From 1983-86 and at the urging of local horsemen, Chamblin took the helm at Finger Lakes Racetrack in New York. Changes quickly ensued. The western New York oval became one of the first racetracks in the nation to introduce whole card simulcasting. Chamblin also introduced twilight racing and Pick Six wagering to Finger Lakes.
From 1986-2001, Chamblin served as the chief executive of the Association of Racing Commissioners' International (ARCI). During his time with the ARCI, the association completed a decades-long effort to establish a national multi-jurisdictional racing license for owners. The association also completely overhauled its model rules of racing, administered accreditation programs for stewards and judges, developed uniform totalizator standards that cleared the way for massive national simulcasting growth, instituted an accreditation program for drug testing laboratories, funded numerous drug testing research projects, and classified over 750 drugs into five categories. In 1993, Chamblin was honored by the ARCI with the William H. May Award for meritorious service to racing.

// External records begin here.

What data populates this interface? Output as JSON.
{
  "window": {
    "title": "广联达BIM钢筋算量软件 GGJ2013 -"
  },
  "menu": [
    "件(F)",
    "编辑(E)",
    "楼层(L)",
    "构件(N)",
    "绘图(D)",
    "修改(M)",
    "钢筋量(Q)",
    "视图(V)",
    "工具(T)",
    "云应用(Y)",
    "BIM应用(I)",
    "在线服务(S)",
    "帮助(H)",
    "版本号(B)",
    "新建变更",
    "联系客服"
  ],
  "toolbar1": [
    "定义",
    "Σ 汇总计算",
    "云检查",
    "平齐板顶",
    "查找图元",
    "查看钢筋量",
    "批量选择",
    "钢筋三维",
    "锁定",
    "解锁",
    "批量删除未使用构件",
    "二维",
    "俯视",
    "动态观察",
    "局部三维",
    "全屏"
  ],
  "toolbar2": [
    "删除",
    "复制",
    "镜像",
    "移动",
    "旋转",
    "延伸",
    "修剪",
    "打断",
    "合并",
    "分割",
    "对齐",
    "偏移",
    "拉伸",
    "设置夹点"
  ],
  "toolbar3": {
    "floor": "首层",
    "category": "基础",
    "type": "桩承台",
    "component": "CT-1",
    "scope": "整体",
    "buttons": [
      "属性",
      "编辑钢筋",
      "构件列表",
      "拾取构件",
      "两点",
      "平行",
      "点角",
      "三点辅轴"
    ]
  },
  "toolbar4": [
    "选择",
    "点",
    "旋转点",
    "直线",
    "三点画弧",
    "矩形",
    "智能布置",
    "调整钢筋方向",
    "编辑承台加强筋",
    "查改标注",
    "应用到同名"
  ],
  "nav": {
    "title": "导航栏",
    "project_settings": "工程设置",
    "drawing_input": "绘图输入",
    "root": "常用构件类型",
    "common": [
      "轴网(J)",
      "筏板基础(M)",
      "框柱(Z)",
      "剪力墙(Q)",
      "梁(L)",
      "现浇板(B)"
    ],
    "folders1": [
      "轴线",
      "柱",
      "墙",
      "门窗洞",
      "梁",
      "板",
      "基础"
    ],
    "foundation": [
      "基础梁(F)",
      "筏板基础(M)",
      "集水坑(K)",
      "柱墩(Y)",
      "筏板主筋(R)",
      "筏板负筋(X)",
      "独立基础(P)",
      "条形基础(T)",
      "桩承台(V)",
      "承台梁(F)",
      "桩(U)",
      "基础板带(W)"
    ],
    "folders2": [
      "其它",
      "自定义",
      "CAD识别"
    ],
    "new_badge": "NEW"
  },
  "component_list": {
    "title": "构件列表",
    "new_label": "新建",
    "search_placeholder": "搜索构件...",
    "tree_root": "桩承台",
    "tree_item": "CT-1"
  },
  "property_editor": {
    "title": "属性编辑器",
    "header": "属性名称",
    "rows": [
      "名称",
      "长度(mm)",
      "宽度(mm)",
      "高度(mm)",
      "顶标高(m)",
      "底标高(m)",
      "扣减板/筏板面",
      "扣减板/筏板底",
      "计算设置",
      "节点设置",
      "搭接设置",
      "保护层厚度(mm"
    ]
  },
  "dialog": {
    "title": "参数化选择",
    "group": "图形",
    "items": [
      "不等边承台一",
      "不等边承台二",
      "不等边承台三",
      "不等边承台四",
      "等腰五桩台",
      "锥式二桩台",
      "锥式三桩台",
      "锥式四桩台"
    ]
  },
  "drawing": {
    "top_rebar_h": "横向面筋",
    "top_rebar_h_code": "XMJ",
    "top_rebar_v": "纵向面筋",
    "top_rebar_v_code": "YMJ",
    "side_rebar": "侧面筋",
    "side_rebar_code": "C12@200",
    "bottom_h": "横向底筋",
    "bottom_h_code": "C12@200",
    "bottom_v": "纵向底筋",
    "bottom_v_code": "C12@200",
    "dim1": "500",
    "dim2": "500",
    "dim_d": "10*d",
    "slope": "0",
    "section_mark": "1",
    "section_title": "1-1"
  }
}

Along the way, Chamblin traveled the world promoting U.S. horse racing interests. His work took him to more than 100 racetracks in the United States and Canada. As an ambassador for racing Chamblin was asked to speak on the industry in the United Kingdom, Japan, Germany, Mexico, France, the Middle East, Australia, South America, South Africa and Russia, among other countries.
Anthony (Tony) Chamblin was born May 15, 1939, in Flora, Ill. Chamblin graduated from Milliken University in Decatur, Ill., where he majored in English and lettered in football and tennis. In 1961, after graduating college at age 23, Chamblin became the youngest sports editor in the country of a paper with over 100,000 in circulation (Evansville Courier & Press). During his early career as a sports writer and editor Chamblin won the U.S. Basketball Writers award, U.S. Football Writers award, and wrote for Sports Illustrated and Newsweek. Chamblin has written and edited four books, and also wrote the History of Thoroughbred Racing for World Book Encyclopedia.
While in retirement, Chamblin was proud to advocate for the Water Hay Oats Alliance (WHOA), a grassroots movement supporting federal legislation to eliminate race-day medication and dedicated to changing negative public perceptions of the sport.
Chamblin also publicly endorsed the Horse Racing Integrity Act (HIA) the forerunner to the Horse Racing Integrity and Safety Act (HISA) currently making its way through Congress.
Chamblin, who died of congestive heart failure, is survived by his wife of 31 years, Debbie; two daughters, Margaret McClintock (Tampa) and Kaitlin Chamblin (Lexington); a son, Keith (Lexington) and six grandchildren. A celebration of Chamblin's life will be held at a later date. In lieu of flowers, the family requests any donations be made to Old Friends Thoroughbred Retirement Farm (www.oldfriendsequine.org).